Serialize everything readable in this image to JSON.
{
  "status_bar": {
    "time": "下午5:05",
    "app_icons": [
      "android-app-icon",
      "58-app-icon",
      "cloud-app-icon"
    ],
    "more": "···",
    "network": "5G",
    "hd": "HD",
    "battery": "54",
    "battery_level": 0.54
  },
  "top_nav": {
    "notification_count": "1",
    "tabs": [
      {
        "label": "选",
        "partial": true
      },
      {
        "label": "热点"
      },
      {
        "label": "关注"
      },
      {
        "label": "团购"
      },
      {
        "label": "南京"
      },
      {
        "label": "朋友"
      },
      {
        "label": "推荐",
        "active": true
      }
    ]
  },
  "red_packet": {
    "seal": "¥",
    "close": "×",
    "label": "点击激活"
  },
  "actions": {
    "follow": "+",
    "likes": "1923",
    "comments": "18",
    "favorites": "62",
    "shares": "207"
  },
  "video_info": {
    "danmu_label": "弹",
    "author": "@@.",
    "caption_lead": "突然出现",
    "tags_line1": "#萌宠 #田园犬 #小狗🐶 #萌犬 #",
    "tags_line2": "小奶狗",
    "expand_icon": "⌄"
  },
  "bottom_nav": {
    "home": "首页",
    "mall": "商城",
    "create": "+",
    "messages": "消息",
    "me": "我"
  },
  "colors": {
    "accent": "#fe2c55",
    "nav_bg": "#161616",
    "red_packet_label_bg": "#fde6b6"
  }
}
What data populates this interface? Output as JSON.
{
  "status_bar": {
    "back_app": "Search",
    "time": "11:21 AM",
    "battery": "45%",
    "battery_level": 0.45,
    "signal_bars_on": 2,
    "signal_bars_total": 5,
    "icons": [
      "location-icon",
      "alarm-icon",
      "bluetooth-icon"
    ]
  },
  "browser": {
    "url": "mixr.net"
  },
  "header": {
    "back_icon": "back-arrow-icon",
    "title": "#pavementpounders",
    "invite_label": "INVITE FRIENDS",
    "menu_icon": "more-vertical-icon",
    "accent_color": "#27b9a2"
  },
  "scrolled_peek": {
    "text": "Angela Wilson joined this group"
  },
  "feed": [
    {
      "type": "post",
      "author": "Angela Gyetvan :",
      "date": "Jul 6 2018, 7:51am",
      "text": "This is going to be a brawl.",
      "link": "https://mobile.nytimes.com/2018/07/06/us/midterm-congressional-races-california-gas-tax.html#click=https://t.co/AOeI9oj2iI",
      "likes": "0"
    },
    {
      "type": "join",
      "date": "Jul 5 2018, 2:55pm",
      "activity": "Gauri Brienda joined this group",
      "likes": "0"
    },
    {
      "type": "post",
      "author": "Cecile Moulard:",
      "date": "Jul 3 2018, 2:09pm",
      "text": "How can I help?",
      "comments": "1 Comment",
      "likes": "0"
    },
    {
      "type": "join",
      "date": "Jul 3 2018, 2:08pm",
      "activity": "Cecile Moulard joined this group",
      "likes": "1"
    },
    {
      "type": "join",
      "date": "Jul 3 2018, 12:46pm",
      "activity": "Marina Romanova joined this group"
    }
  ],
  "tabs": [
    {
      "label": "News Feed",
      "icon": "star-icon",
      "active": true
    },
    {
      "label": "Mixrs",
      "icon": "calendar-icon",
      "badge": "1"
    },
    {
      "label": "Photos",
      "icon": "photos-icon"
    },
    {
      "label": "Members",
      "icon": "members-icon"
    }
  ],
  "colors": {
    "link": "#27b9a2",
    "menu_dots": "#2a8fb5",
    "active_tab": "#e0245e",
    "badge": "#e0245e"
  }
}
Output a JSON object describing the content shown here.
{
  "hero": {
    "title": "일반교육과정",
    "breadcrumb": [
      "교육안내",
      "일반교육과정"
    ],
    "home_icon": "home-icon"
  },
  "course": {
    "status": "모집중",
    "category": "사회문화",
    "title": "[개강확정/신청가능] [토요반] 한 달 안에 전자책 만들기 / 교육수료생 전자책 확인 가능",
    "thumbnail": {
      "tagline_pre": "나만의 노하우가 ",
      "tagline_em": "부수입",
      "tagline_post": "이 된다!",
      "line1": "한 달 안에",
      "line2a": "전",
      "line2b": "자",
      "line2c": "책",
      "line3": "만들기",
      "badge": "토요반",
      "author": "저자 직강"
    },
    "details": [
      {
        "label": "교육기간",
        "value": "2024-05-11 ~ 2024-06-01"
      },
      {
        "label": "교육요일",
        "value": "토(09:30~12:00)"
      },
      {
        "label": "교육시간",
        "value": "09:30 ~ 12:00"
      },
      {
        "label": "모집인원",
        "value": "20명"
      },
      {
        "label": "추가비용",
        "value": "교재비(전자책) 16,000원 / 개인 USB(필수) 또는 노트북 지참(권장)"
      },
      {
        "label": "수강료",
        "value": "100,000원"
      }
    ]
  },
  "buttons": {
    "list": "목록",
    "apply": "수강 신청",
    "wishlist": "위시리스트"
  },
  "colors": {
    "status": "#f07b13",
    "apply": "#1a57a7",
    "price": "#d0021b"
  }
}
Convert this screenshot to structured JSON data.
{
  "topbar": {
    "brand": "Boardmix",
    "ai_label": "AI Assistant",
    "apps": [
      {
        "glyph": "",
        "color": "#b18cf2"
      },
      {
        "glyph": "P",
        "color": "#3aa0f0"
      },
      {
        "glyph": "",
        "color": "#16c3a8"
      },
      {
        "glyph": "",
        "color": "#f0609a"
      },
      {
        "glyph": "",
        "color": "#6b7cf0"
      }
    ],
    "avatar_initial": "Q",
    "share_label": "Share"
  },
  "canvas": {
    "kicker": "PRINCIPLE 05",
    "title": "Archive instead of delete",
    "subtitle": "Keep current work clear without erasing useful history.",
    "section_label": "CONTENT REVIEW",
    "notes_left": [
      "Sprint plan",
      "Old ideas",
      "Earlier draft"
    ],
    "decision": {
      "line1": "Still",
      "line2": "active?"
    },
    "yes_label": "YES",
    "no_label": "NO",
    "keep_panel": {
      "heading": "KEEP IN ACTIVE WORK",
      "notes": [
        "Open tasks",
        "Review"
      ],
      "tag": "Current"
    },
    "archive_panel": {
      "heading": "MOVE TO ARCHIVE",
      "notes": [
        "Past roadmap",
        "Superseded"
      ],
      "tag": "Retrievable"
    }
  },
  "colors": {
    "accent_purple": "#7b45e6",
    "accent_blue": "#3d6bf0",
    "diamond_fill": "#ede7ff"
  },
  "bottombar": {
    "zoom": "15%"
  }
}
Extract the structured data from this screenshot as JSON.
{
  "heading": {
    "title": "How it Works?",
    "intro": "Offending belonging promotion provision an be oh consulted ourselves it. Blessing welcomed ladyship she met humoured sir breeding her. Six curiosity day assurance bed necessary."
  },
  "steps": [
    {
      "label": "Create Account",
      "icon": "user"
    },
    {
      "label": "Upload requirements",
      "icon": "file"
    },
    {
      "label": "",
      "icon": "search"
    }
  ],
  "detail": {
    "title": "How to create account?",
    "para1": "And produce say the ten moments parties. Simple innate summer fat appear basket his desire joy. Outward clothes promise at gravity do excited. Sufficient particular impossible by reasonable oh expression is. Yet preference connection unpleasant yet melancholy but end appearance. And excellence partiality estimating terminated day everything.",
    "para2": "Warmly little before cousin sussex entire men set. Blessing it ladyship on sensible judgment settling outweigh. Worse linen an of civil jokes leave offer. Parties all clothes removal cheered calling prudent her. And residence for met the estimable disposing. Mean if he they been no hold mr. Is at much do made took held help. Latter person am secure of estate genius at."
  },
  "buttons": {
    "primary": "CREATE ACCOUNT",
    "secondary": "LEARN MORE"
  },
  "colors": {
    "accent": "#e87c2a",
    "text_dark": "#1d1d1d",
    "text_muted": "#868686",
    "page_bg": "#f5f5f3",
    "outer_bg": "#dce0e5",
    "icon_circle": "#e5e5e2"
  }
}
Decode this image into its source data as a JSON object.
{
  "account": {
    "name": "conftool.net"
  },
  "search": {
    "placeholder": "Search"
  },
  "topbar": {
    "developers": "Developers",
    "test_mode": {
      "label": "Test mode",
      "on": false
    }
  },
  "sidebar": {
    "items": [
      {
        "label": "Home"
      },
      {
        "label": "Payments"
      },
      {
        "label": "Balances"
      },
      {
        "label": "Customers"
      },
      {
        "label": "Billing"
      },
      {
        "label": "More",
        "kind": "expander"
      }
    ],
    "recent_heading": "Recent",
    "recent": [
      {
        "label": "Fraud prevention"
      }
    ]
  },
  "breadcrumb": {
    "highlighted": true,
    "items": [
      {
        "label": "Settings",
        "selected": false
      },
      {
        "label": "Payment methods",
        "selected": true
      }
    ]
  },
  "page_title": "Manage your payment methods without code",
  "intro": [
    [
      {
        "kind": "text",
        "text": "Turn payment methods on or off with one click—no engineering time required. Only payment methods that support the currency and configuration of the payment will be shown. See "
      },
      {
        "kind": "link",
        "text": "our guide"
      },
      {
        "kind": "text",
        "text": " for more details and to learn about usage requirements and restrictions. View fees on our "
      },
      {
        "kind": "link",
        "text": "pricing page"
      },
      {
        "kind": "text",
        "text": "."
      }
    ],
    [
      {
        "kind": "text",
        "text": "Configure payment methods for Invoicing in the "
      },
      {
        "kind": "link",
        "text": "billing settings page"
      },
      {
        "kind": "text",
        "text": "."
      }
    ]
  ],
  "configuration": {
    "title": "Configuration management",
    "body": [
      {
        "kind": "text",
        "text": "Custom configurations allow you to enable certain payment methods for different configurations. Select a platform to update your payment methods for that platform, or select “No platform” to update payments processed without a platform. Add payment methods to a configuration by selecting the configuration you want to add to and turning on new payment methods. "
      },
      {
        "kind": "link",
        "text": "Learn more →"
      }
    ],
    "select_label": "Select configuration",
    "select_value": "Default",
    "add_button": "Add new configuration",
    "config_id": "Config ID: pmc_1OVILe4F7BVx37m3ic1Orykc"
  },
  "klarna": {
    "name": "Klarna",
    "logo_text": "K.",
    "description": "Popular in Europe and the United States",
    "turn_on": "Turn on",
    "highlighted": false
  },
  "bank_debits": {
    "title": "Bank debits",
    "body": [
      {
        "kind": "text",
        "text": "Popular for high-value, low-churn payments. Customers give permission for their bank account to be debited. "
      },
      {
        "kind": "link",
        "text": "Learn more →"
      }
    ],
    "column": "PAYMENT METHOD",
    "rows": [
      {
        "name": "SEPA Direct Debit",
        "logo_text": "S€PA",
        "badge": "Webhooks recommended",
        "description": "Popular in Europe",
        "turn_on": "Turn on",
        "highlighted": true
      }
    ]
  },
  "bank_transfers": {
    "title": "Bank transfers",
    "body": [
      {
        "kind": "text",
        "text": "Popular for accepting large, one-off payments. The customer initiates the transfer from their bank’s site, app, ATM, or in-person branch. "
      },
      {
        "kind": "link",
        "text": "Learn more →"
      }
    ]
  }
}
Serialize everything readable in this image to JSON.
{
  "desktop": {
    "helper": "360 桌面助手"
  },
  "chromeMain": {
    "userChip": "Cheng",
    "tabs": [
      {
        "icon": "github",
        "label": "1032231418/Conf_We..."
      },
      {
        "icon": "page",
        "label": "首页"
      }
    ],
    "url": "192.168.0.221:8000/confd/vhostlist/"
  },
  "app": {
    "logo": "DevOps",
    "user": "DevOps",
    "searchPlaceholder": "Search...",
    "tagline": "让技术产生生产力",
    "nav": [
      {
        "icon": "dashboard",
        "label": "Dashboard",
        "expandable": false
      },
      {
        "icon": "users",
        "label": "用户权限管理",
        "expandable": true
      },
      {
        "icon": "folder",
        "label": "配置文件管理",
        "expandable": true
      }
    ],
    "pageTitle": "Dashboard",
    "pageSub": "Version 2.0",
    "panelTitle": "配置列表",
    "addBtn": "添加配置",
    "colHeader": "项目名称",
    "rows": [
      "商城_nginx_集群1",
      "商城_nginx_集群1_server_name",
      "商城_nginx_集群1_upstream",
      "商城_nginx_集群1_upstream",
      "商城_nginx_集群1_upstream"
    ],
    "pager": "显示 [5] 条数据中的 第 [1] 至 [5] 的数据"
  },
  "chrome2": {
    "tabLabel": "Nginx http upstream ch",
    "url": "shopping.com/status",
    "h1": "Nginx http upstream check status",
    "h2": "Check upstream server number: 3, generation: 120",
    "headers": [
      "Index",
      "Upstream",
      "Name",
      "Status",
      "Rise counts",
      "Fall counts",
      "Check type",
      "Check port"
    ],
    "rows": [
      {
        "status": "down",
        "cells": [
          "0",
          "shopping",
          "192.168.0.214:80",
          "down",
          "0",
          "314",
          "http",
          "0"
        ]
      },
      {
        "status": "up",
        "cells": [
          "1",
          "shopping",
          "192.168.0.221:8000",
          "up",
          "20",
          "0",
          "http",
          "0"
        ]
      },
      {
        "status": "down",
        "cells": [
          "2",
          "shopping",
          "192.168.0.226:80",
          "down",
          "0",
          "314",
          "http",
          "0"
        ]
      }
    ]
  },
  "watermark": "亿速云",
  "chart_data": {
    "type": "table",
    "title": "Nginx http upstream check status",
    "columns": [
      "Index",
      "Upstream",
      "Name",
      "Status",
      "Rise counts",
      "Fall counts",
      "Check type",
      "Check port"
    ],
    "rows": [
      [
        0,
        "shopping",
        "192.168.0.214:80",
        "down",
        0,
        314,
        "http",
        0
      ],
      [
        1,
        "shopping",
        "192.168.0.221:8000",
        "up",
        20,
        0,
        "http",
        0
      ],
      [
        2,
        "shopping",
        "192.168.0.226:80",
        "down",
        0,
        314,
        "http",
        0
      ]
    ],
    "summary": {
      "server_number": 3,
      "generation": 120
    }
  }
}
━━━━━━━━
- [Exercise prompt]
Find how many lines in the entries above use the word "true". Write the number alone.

- [Solution to this exercise]
8